Women's groups in Kenya Thursday expressed outrage over comments made the day before in the country's legislature during debate on a bill that would boost penalties for rapists and other sex offenders, and would outlaw forced cultural practices such as female circumcision deemed harmful to women.
The executive director of the CRADLE Children's Foundation, Millie Odhiambo, told reporters in Nairobi she and her colleagues were stunned by the attitudes of some lawmakers during Wednesday's debate of the Sexual Offenses Bill.
"Despite the fact that national statistics show alarming increases in the number of defilement, rape and sodomy cases of children, women and men in the country, some parliamentarians chose to trivialize the debate on the Sexual Offenses Bill by poking fun at the pain victims have gone through," she said. "We were even more utterly shocked by pretenders who were less brave to air their views but cheered their colleagues [on] with glee."
Odhiambo was referring mainly to comments made by Member of Parliament Paddy Ahenda, who objected to a section of the bill that proposes to criminalize unwanted sexual advances towards women.
He described African women as being "shy creatures" who do not make sexual advances.

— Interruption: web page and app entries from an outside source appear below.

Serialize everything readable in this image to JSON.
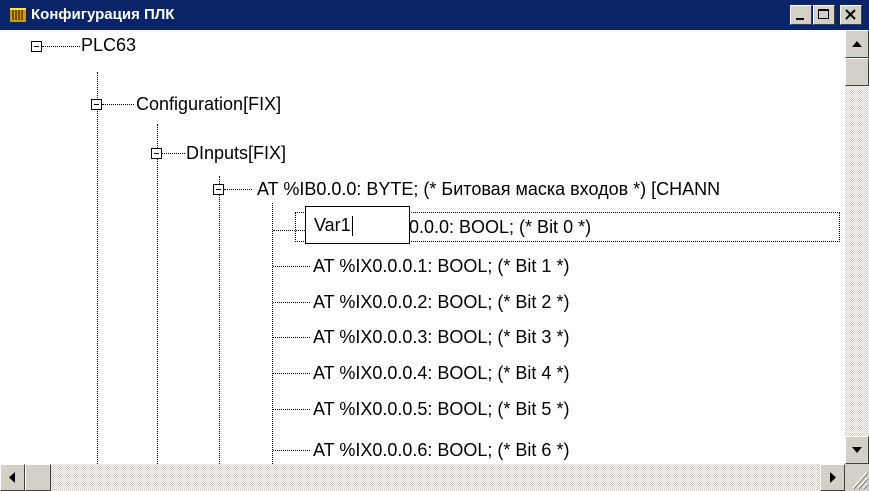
{
  "window": {
    "title": "Конфигурация ПЛК",
    "title_bar_color": "#0a246a",
    "icons": {
      "app": "plc-config-icon",
      "minimize": "minimize-icon",
      "maximize": "maximize-icon",
      "close": "close-icon"
    }
  },
  "tree": {
    "root": "PLC63",
    "configuration": "Configuration[FIX]",
    "dinputs": "DInputs[FIX]",
    "byte_channel": "AT %IB0.0.0: BYTE; (* Битовая маска входов *) [CHANN",
    "editing_item_rest": "0.0.0: BOOL; (* Bit 0 *)",
    "edit_value": "Var1",
    "items": [
      "AT %IX0.0.0.1: BOOL; (* Bit 1 *)",
      "AT %IX0.0.0.2: BOOL; (* Bit 2 *)",
      "AT %IX0.0.0.3: BOOL; (* Bit 3 *)",
      "AT %IX0.0.0.4: BOOL; (* Bit 4 *)",
      "AT %IX0.0.0.5: BOOL; (* Bit 5 *)",
      "AT %IX0.0.0.6: BOOL; (* Bit 6 *)"
    ]
  }
}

He said in African culture, when a woman says "no," she really means, "yes," unless she is a prostitute.
During the debate, other male lawmakers objected to certain sections of the bill, saying that the proposed legislation goes against African culture, would discourage or prevent marriage, or would be used to revenge or unfairly punish men.
The Sexual Offenses Bill seeks to impose minimum sentences for rape and defilement, outlaws women being forced to undergo cultural practices deemed harmful such as female genital mutilation and wife inheritance, and provides counseling and medical treatment for victims and perpetrators of sexual violence and abuse.
It also outlaws sexual harassment, makes it an offense to deliberately infect someone with HIV/AIDS, and says there is no time limit for a victim to pursue a sexual offense case.
Jane Onyango is the director of the Kenyan office of the Federation of Women Lawyers. She tells VOA she thinks the male legislators' comments and reactions when lawmaker Njoki Ndungu presented the bill Wednesday will make the bill's passage highly unlikely.
"They are not taking it seriously," she said. "They were very noisy when Njoki was moving the motion. Some were even whispering from the floor that she ought to withdraw it. So I'm seeing a situation where even if it's passed, which is doubtful from the debate so far, they will want to pass a watered-down bill, one that almost just amounts to what we have in the current law, which will not be of any use to us."
The incidents of rape are increasing in Kenya. According to a report by the U.N. news agency, there were 2,800 rape cases reported in 2004, an increase of 500 compared to the year before.
A group of Kenyan and international aid agencies released a report last year saying that rape, incest, and indecent assault had increased four times over the past four years.
The Kenyan Demographic and Health Survey says that one in every two Kenyan women experience sexual and other violence, and that Kenyan women between the ages of 15 and 24 show four times the rate of HIV infection of men the same age.
CRADLE Children's Foundation executive director Odhiambo says the youngest recorded rape victim in Kenya is five months old, and the oldest, more than 80 years of age.